**EXERCISE**:
Scan the records below. List lines holding "Girl".

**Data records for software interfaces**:
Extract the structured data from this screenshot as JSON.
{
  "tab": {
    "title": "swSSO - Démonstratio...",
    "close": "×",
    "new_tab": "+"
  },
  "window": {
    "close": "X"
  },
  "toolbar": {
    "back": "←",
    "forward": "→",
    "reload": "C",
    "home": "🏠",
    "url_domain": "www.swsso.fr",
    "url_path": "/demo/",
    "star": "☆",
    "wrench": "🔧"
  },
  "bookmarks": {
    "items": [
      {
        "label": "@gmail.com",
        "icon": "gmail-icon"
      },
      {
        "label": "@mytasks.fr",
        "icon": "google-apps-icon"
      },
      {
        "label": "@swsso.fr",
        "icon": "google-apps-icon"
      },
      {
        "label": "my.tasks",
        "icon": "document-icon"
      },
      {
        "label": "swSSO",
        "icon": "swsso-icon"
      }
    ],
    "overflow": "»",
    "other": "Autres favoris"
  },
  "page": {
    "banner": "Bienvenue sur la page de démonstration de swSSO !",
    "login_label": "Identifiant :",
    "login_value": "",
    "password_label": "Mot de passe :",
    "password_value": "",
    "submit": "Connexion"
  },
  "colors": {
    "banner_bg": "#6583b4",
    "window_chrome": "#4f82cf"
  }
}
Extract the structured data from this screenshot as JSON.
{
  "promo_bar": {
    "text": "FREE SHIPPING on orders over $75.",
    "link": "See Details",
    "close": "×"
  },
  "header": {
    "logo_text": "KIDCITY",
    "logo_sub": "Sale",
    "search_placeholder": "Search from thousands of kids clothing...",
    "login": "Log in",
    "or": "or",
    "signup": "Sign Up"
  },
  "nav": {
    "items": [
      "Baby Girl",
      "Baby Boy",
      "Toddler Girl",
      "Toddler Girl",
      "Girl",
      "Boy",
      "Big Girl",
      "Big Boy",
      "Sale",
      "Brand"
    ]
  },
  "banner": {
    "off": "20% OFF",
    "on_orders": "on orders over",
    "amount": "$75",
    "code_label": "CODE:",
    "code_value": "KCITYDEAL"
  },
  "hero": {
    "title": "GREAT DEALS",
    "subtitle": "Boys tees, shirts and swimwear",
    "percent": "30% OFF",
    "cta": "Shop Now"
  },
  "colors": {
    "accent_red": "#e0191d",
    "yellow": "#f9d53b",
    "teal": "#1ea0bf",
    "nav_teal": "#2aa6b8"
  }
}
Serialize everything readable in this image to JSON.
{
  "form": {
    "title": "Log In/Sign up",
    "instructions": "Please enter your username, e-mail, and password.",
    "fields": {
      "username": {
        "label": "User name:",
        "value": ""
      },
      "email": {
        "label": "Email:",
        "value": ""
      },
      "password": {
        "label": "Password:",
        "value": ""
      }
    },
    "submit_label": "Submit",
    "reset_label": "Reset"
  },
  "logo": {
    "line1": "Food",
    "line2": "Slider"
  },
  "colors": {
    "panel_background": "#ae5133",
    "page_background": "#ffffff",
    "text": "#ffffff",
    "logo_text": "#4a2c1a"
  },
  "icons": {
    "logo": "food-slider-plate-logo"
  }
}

**REPLY**:
      "Baby Girl",
      "Toddler Girl",
      "Toddler Girl",
      "Girl",
      "Big Girl",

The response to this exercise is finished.